> [GIVEN DATA]:
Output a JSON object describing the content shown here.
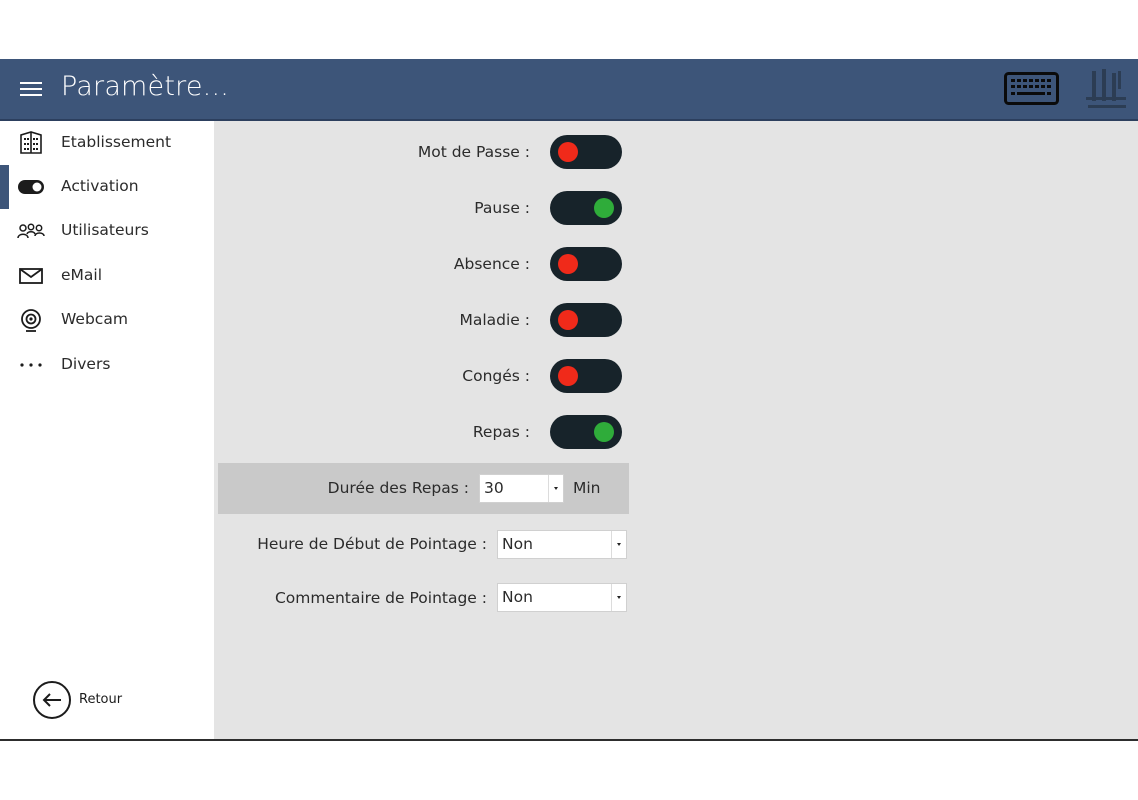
{
  "header": {
    "title": "Paramètre...",
    "menu_icon": "hamburger-icon",
    "keyboard_icon": "keyboard-icon",
    "logo_icon": "app-logo",
    "bg_color": "#3d5579"
  },
  "sidebar": {
    "items": [
      {
        "label": "Etablissement",
        "icon": "building-icon",
        "active": false
      },
      {
        "label": "Activation",
        "icon": "toggle-icon",
        "active": true
      },
      {
        "label": "Utilisateurs",
        "icon": "users-icon",
        "active": false
      },
      {
        "label": "eMail",
        "icon": "mail-icon",
        "active": false
      },
      {
        "label": "Webcam",
        "icon": "webcam-icon",
        "active": false
      },
      {
        "label": "Divers",
        "icon": "more-icon",
        "active": false
      }
    ],
    "back_label": "Retour"
  },
  "settings": {
    "toggles": [
      {
        "label": "Mot de Passe :",
        "on": false
      },
      {
        "label": "Pause :",
        "on": true
      },
      {
        "label": "Absence :",
        "on": false
      },
      {
        "label": "Maladie :",
        "on": false
      },
      {
        "label": "Congés :",
        "on": false
      },
      {
        "label": "Repas :",
        "on": true
      }
    ],
    "duree_repas": {
      "label": "Durée des Repas :",
      "value": "30",
      "unit": "Min"
    },
    "heure_debut": {
      "label": "Heure de Début de Pointage :",
      "value": "Non"
    },
    "commentaire": {
      "label": "Commentaire de Pointage :",
      "value": "Non"
    }
  },
  "colors": {
    "on": "#2fac3a",
    "off": "#f02a1a",
    "toggle_bg": "#17232a"
  }
}
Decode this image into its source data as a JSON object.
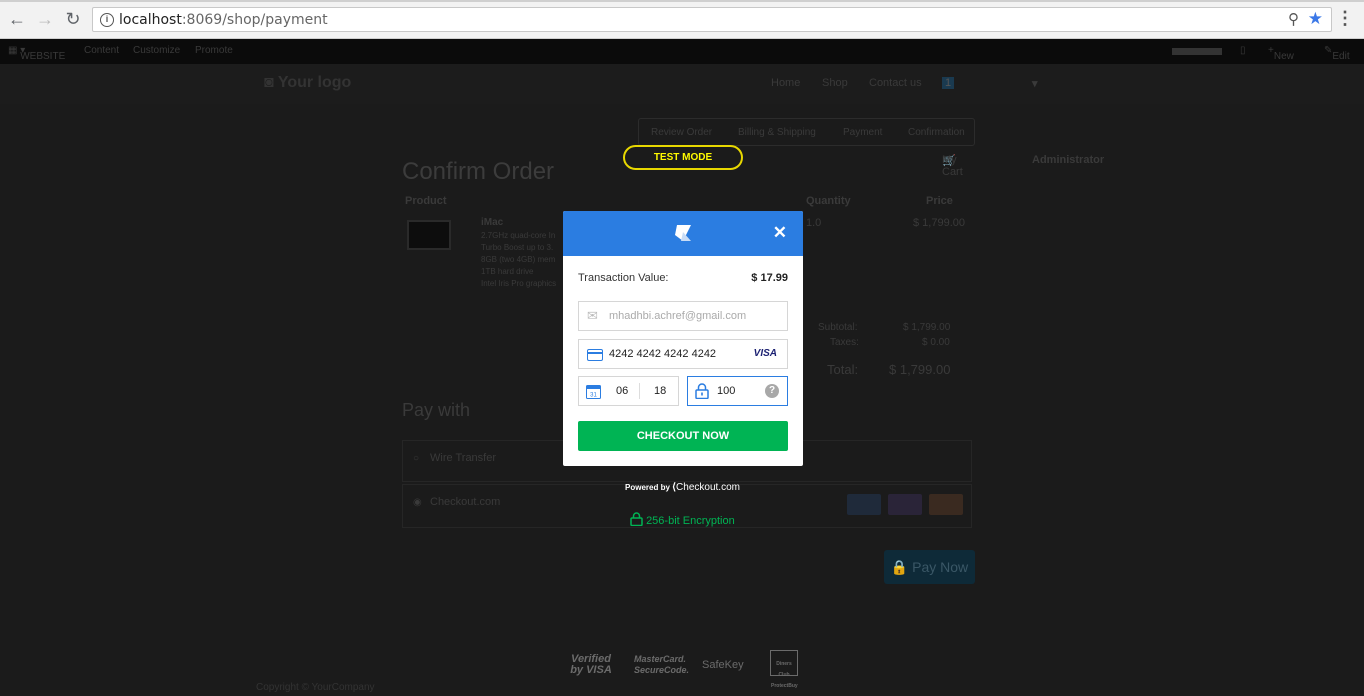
{
  "browser": {
    "url_host": "localhost",
    "url_rest": ":8069/shop/payment"
  },
  "adminbar": {
    "website": "WEBSITE",
    "content": "Content",
    "customize": "Customize",
    "promote": "Promote",
    "new": "New",
    "edit": "Edit"
  },
  "site": {
    "logo": "Your logo",
    "nav": [
      "Home",
      "Shop",
      "Contact us",
      "My Cart",
      "Administrator"
    ],
    "cart_count": "1"
  },
  "steps": [
    "Review Order",
    "Billing & Shipping",
    "Payment",
    "Confirmation"
  ],
  "order": {
    "title": "Confirm Order",
    "col_product": "Product",
    "col_quantity": "Quantity",
    "col_price": "Price",
    "item_name": "iMac",
    "item_desc": [
      "2.7GHz quad-core In",
      "Turbo Boost up to 3.",
      "8GB (two 4GB) mem",
      "1TB hard drive",
      "Intel Iris Pro graphics"
    ],
    "item_qty": "1.0",
    "item_price": "$ 1,799.00",
    "subtotal_label": "Subtotal:",
    "subtotal": "$ 1,799.00",
    "taxes_label": "Taxes:",
    "taxes": "$ 0.00",
    "total_label": "Total:",
    "total": "$ 1,799.00"
  },
  "pay_with": {
    "title": "Pay with",
    "options": [
      "Wire Transfer",
      "Checkout.com"
    ],
    "pay_now": "Pay Now"
  },
  "modal": {
    "test_mode": "TEST MODE",
    "transaction_label": "Transaction Value:",
    "transaction_value": "$ 17.99",
    "email": "mhadhbi.achref@gmail.com",
    "card_number": "4242 4242 4242 4242",
    "card_brand": "VISA",
    "exp_month": "06",
    "exp_year": "18",
    "cvv": "100",
    "checkout_button": "CHECKOUT NOW",
    "powered_by": "Powered by",
    "powered_brand": "Checkout.com",
    "encryption": "256-bit Encryption"
  },
  "footer": {
    "logos": [
      "Verified by VISA",
      "MasterCard. SecureCode.",
      "SafeKey",
      "Diners Club ProtectBuy"
    ],
    "copyright": "Copyright © YourCompany"
  }
}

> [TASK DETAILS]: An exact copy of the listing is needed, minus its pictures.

> [WRITTEN ANSWER]:
Output a JSON object describing the content shown here.
{
  "header": {
    "title": "Paramètre...",
    "menu_icon": "hamburger-icon",
    "keyboard_icon": "keyboard-icon",
    "logo_icon": "app-logo",
    "bg_color": "#3d5579"
  },
  "sidebar": {
    "items": [
      {
        "label": "Etablissement",
        "icon": "building-icon",
        "active": false
      },
      {
        "label": "Activation",
        "icon": "toggle-icon",
        "active": true
      },
      {
        "label": "Utilisateurs",
        "icon": "users-icon",
        "active": false
      },
      {
        "label": "eMail",
        "icon": "mail-icon",
        "active": false
      },
      {
        "label": "Webcam",
        "icon": "webcam-icon",
        "active": false
      },
      {
        "label": "Divers",
        "icon": "more-icon",
        "active": false
      }
    ],
    "back_label": "Retour"
  },
  "settings": {
    "toggles": [
      {
        "label": "Mot de Passe :",
        "on": false
      },
      {
        "label": "Pause :",
        "on": true
      },
      {
        "label": "Absence :",
        "on": false
      },
      {
        "label": "Maladie :",
        "on": false
      },
      {
        "label": "Congés :",
        "on": false
      },
      {
        "label": "Repas :",
        "on": true
      }
    ],
    "duree_repas": {
      "label": "Durée des Repas :",
      "value": "30",
      "unit": "Min"
    },
    "heure_debut": {
      "label": "Heure de Début de Pointage :",
      "value": "Non"
    },
    "commentaire": {
      "label": "Commentaire de Pointage :",
      "value": "Non"
    }
  },
  "colors": {
    "on": "#2fac3a",
    "off": "#f02a1a",
    "toggle_bg": "#17232a"
  }
}
Decode this image into its source data as a JSON object.
{
  "browser": {
    "url_host": "localhost",
    "url_rest": ":8069/shop/payment"
  },
  "adminbar": {
    "website": "WEBSITE",
    "content": "Content",
    "customize": "Customize",
    "promote": "Promote",
    "new": "New",
    "edit": "Edit"
  },
  "site": {
    "logo": "Your logo",
    "nav": [
      "Home",
      "Shop",
      "Contact us",
      "My Cart",
      "Administrator"
    ],
    "cart_count": "1"
  },
  "steps": [
    "Review Order",
    "Billing & Shipping",
    "Payment",
    "Confirmation"
  ],
  "order": {
    "title": "Confirm Order",
    "col_product": "Product",
    "col_quantity": "Quantity",
    "col_price": "Price",
    "item_name": "iMac",
    "item_desc": [
      "2.7GHz quad-core In",
      "Turbo Boost up to 3.",
      "8GB (two 4GB) mem",
      "1TB hard drive",
      "Intel Iris Pro graphics"
    ],
    "item_qty": "1.0",
    "item_price": "$ 1,799.00",
    "subtotal_label": "Subtotal:",
    "subtotal": "$ 1,799.00",
    "taxes_label": "Taxes:",
    "taxes": "$ 0.00",
    "total_label": "Total:",
    "total": "$ 1,799.00"
  },
  "pay_with": {
    "title": "Pay with",
    "options": [
      "Wire Transfer",
      "Checkout.com"
    ],
    "pay_now": "Pay Now"
  },
  "modal": {
    "test_mode": "TEST MODE",
    "transaction_label": "Transaction Value:",
    "transaction_value": "$ 17.99",
    "email": "mhadhbi.achref@gmail.com",
    "card_number": "4242 4242 4242 4242",
    "card_brand": "VISA",
    "exp_month": "06",
    "exp_year": "18",
    "cvv": "100",
    "checkout_button": "CHECKOUT NOW",
    "powered_by": "Powered by",
    "powered_brand": "Checkout.com",
    "encryption": "256-bit Encryption"
  },
  "footer": {
    "logos": [
      "Verified by VISA",
      "MasterCard. SecureCode.",
      "SafeKey",
      "Diners Club ProtectBuy"
    ],
    "copyright": "Copyright © YourCompany"
  }
}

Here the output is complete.